Managing Aquatic Risk

By Daniel Margolis

The level of risk that a lifeguard is presented with on a daily basis underscores the need for aquatic facility managers to make sure they're hiring the right people. "It's always tough to know whether the staff you're trying to hire are just looking for a job for a few extra bucks or whether they are dedicated employees," Antoniou said. "A lot of times facilities will play the game of Russian roulette—99 percent of the time nothing will happen, and when something does happen it can be devastating for the people involved as well as for the facility."

According to Antoniou, problems arise when facilities hire based on a lifeguard's certification training alone. "That's really a bad thing to do because you don't know where they got that certification from," he explained. "Even if it's a valid certification, you don't know what kind of standards the instructor adhered to in their training program."

Wheeler agrees, stating that a 27-hour training course cannot possibly produce a fully qualified lifeguard. "Twenty-seven hours gets me somebody who passed the test," Wheeler said. "Another 90 days of summer in a chair and I might start trusting you. Two summers, if you're good, we'll give you some responsibility, but really we don't ever trust anybody until about their third year of duty, otherwise we have to watch.

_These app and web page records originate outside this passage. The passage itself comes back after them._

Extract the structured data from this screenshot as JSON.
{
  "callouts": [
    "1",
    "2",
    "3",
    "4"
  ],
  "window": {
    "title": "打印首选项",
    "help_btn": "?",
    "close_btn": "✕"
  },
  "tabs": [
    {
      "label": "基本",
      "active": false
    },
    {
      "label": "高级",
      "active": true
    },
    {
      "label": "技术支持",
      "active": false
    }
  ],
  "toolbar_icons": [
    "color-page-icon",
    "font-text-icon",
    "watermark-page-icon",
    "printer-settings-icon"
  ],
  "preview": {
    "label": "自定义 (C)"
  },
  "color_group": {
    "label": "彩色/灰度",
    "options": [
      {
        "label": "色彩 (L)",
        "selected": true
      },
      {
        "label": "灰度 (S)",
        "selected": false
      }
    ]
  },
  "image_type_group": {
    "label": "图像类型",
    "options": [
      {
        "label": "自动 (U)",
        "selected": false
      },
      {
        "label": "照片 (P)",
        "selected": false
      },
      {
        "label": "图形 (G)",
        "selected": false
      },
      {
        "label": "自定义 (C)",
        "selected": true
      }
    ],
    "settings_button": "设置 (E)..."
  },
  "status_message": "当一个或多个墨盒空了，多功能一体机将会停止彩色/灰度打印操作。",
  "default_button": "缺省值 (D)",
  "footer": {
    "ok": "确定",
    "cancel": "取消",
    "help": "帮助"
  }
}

First- and second-year guards we watch continually."

For guards to earn Wheeler's trust, they must demonstrate a sense of maturity and duty, and understand they're beholden to the general public. "Look, people drop their kids off here expecting to come back at 5 o'clock and have their kid there," Wheeler said. "You make people understand that for two or three hours at a time you have to maintain your focus, and life will go on when you're out of the chair, but for now this is your duty."

That focus can be hard to maintain, and industry experts advocate proper rotation of lifeguard positions in any public facility for that reason. "If you have a guy sitting in a lifeguard chair for eight hours, he's bored to tears," said Randy Mendioroz, principal of Aquatic Design Group, an aquatic design firm based in Carlsbad, Calif. "You have to shift the positions around so that they don't get bored and distracted."

Indeed, how a facility shifts and arranges guards can accomplish what Wheeler calls "layered protection."

"We're never going to put two new guards together on a pool," he said. "We're always going to have a senior guard behind them, and that's really how we're going to prevent drowning."

Just as important to this effort, Antoniou said, is having an emergency system in place for any contingency, and making a staff thoroughly rehearse and prepare for these situations. "It's not just let's get in the water and see if you can save someone, but let's go through the steps and rehearse what your emergency response time would be if it's a diving board injury, a shallow-end injury, a deep-water injury or even just someone collapsing on the deck," he said. "That minimizes time delays."

Antoniou added that this level of preparedness helps keep a facility's staff as safe as its patrons. "We tend to neglect that we need to ensure the health and safety of our staff that work at that facility as well, be it lifeguards or any other support that might be present," he said. "The aquatic manager is ultimately responsible for the safety of everyone in that facility."